-- Task brief --
Records follow. Pull out every line that contains "Horizontal".

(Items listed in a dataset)

%%

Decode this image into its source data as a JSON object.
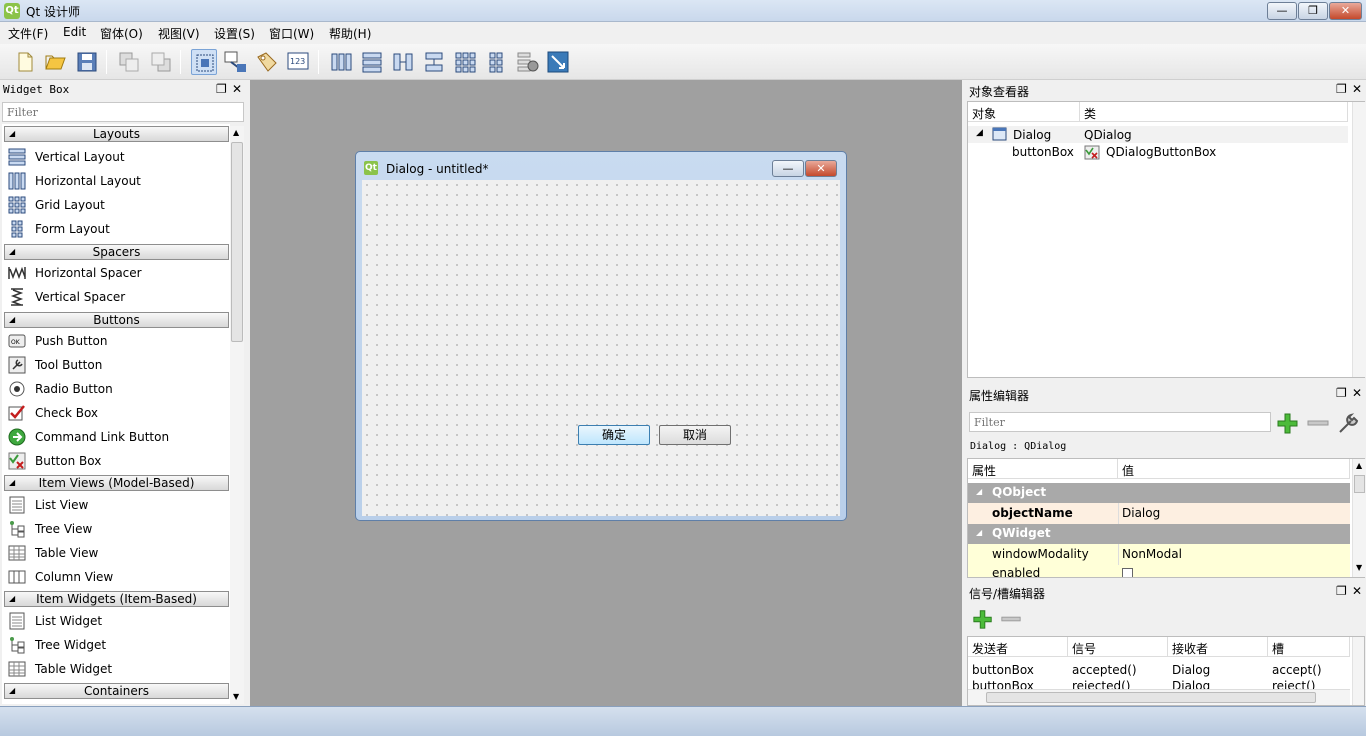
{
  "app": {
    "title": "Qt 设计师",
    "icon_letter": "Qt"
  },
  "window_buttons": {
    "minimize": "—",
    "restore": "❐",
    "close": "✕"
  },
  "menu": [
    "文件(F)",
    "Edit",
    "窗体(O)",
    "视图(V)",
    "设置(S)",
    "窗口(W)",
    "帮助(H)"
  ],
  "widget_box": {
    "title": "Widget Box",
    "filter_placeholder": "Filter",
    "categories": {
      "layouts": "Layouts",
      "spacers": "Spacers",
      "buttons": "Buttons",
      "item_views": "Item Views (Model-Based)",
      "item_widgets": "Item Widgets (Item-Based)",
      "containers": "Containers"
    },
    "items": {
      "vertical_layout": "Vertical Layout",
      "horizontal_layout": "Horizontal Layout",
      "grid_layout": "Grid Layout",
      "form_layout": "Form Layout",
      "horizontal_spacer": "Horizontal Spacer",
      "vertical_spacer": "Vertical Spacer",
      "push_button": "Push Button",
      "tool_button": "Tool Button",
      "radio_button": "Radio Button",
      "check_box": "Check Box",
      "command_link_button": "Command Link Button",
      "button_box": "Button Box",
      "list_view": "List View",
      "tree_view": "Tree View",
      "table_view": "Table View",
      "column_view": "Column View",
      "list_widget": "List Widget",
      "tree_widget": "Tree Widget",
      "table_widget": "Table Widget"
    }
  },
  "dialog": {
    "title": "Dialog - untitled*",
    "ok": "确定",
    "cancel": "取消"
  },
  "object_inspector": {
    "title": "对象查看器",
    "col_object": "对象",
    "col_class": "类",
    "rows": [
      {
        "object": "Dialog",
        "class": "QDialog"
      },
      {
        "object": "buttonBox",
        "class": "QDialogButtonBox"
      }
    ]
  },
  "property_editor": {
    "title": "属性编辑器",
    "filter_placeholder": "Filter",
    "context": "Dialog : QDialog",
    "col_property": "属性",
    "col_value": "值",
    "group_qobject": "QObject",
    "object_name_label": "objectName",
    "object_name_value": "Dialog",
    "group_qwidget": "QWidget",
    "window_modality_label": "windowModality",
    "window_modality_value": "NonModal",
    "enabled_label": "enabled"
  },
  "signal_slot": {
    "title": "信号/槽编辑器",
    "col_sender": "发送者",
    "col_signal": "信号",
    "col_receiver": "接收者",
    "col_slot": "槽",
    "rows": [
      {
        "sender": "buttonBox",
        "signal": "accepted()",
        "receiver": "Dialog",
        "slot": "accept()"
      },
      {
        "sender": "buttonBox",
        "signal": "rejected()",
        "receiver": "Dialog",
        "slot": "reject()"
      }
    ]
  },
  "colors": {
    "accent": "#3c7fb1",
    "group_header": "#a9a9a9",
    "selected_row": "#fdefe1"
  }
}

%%
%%

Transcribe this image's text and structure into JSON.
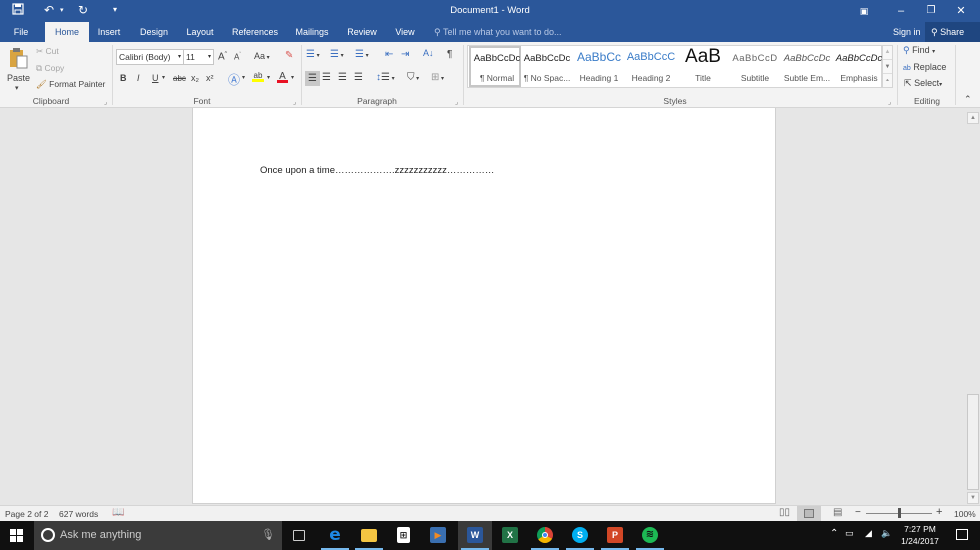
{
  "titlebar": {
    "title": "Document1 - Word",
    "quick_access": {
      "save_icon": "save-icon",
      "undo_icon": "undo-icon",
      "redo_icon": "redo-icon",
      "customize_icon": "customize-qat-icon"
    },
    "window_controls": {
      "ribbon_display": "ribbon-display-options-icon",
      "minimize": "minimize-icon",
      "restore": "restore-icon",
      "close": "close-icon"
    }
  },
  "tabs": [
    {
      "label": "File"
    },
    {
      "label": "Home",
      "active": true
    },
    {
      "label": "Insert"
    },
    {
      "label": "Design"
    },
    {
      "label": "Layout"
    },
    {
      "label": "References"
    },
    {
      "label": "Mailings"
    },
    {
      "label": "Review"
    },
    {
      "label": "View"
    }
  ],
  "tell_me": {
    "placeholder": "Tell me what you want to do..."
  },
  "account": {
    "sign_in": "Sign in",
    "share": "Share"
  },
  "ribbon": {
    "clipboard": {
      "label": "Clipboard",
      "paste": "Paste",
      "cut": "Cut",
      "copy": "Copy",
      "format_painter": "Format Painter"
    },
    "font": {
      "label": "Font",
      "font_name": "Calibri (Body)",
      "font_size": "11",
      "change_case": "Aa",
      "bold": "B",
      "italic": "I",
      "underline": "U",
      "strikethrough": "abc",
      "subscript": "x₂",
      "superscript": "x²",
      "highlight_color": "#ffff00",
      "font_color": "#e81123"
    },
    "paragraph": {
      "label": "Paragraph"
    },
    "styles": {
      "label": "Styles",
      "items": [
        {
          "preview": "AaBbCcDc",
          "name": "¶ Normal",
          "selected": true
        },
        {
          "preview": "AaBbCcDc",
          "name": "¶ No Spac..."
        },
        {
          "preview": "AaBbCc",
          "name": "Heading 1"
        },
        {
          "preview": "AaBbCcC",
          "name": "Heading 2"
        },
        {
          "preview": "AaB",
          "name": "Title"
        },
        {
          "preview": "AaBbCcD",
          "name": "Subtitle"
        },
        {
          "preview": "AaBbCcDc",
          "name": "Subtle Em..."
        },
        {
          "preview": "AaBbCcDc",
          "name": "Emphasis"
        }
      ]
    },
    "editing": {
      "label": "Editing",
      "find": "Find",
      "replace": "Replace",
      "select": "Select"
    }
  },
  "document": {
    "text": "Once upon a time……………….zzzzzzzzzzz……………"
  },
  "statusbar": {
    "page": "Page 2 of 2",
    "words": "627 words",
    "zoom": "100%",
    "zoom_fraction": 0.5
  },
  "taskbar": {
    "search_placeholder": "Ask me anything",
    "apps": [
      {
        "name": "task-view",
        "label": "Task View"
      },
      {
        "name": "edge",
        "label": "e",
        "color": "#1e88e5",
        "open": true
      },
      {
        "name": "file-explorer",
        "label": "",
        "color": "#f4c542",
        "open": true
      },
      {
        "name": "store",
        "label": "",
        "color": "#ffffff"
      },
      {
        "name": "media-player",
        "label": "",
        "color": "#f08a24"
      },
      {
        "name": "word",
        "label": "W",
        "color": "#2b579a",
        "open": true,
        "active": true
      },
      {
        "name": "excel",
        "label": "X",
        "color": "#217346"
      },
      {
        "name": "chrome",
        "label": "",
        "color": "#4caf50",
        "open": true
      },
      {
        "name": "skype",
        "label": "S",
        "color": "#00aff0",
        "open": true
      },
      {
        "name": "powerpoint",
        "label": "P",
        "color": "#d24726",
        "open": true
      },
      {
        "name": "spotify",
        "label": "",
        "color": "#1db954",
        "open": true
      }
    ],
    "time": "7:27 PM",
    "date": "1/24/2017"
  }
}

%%

-- Solution for this task --
      "horizontal_layout": "Horizontal Layout",
      "horizontal_spacer": "Horizontal Spacer",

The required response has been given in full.